The shortage of Surveyors explained.

Surveyors play a key role in shaping the world. From helping to develop sustainable cities, to solving global issues like urbanisation, migration, and resource scarcity. Surveyors are involved throughout the lifecycle of buildings, from buying the land to managing the finished building. They’re even involved in a building’s final demolition decades later.

But why is there such a shortage?

The Recession

There are several reasons why there is a shortage of surveyors.

Due to the recession, 2007 saw a sharp decline of surveyors. Companies made redundancies, with surveyors suffering the most due to an over-supply of qualified staff. This meant that candidates had to find alternative roles due to job loss. This also hugely affected graduates who were ‘promised’ roles when they finished their degrees. Many students were then discouraged from studying which could explain the decline over the next few years.

The number of surveyors peaked in 2010, many students would now have graduated and achieved their RICS status. However, the number of surveyors within the UK continued to decline even though the property industry began to improve. Students no longer wanted to pursue a career in surveying.

Education and Experience

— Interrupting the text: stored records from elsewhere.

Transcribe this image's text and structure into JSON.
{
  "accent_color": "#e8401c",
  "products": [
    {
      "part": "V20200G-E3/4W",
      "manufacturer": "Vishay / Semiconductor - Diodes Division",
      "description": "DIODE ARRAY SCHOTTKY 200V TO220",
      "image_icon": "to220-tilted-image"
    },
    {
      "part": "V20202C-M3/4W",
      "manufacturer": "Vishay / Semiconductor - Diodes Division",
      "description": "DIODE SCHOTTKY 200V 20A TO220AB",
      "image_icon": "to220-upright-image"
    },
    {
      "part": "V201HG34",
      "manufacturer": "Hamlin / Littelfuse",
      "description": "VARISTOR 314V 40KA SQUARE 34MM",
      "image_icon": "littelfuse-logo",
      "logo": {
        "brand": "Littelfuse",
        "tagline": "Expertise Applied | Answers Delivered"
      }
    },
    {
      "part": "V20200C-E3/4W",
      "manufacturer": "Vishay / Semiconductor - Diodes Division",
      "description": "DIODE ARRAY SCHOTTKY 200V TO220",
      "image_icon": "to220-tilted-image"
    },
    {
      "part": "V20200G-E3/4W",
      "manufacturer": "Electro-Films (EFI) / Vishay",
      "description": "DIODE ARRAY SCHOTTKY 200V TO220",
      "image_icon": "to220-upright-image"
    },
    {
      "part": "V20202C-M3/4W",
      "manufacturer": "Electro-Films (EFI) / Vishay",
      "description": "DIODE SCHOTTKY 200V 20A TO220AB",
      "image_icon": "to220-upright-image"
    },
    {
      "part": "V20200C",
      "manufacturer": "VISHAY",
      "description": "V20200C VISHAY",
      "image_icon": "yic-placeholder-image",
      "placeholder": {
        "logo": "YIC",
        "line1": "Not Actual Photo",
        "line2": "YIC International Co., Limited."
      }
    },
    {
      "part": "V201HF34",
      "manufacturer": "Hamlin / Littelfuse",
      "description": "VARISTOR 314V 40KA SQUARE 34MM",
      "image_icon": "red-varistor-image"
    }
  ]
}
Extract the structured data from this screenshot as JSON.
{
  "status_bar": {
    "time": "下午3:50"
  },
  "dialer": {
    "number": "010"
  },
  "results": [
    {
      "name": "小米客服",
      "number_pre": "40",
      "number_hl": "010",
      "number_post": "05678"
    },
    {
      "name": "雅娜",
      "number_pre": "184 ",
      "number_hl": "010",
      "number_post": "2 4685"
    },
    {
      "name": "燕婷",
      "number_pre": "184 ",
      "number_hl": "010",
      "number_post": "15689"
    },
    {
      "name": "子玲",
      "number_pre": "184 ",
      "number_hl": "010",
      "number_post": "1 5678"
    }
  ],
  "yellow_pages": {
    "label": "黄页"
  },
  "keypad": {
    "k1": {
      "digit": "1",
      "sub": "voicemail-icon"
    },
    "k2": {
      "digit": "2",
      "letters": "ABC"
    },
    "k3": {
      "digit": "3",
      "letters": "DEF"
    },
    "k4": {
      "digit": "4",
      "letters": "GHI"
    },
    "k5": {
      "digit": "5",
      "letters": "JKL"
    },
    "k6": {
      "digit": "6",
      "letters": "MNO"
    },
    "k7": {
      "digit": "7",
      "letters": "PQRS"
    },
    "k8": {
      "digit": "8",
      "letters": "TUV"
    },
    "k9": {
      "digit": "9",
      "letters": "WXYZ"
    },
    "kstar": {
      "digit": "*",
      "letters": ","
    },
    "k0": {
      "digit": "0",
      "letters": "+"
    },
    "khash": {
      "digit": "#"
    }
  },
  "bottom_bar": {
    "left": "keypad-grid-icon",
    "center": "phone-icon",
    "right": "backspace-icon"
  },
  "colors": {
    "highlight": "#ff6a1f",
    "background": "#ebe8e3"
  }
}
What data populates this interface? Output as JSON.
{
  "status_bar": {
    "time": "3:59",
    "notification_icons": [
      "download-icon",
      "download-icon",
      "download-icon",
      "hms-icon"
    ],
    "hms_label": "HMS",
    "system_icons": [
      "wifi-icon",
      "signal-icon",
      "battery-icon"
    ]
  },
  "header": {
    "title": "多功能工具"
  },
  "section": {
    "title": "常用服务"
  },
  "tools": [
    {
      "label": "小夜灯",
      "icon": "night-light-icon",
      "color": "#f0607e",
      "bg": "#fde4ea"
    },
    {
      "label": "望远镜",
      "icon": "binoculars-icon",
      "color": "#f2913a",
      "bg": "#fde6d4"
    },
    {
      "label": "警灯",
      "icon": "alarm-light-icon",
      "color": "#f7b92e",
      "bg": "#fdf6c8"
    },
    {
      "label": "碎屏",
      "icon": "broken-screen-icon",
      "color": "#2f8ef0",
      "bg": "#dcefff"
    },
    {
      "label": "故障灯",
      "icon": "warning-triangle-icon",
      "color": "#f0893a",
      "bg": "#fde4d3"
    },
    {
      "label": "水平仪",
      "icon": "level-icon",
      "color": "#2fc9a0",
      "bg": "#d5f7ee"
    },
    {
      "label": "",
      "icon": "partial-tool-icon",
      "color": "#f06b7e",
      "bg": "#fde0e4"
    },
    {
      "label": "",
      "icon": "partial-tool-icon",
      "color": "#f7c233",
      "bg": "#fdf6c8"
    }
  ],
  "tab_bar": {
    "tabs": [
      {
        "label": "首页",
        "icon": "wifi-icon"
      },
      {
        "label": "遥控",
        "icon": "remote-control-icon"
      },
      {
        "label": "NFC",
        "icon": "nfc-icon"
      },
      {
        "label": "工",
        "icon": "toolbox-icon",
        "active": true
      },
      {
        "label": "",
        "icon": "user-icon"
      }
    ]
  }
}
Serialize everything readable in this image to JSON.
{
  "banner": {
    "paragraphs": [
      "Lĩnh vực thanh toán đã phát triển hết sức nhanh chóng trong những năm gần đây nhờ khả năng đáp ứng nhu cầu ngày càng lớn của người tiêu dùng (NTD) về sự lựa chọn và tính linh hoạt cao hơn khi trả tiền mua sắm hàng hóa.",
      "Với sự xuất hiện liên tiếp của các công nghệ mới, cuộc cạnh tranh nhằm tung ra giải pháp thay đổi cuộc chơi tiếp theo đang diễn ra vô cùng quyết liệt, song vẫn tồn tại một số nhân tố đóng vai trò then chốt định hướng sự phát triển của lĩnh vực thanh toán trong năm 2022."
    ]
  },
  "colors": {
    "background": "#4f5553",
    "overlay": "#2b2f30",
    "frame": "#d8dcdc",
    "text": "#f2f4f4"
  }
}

Becoming a chartered surveyor takes a long time. However, RICS are keen to not create barriers to entry due to the demand. There are four different routes that individuals can take, with the shortest being a minimum of five years!

Route 1: A RICS accredited degree followed by the APC (The Assessment of Professional Competence). The APC is a structured training work placement over a minimum of 24 months to ensure Chartered Surveyors are competent to practice (5 Years).

Route 2: Candidates graduating in a non-RICS accredited degree and then undertake a post-graduate RICS accredited degree for one year before embarking on their APC (6 Years).

Route 3: Professionals with a degree with at least five years post-degree experience can achieve membership in 12 months through a fast-tracked version of the APC (9 Years).

Route 4: RICS are keen not to create barriers to entry. They recognise that obtaining a degree can be expensive and not for everyone. Therefore, young school leavers can sign up for the Chartered Surveyors Training Trust. This is an organisation that helps young people to become surveyors by offering apprenticeship schemes that count towards associate membership (AssocRICS) (6 Years).


Another reason why is due to the UK’s decision to exit the EU. Being a member of the EU allows EU Nationals the option to work and live in the UK. However, Brexit has made it very difficult and impossible for these people to move to the UK, which is likely to be a reason behind the shortages in the UK from 2019 onwards.

MRICS Surveyors are in demand all over the world

Although RICS originated in the UK, the chartered status is recognised globally. This means career opportunities as an RICS registered surveyor are endless. RICS has members in over 120 countries, including North America, South East Asia, the Middle East, South Africa and Europe. The opportunity to move abroad is a big benefit compared to working in the UK.

Surveyors are too comfortable

Salaries across the UK are starting to rise because of the shortages and candidates are becoming aware of their market worth. Those with an accredited status and a wealth of experience have the best pick wanting a competitive salary and flexible benefits with clear career development.

If you want to get ahead of the market, check out our other blogpost! Surveyors have been working in a candidate led market for a while now and you should be taking advantage!

Author: Charis Bedford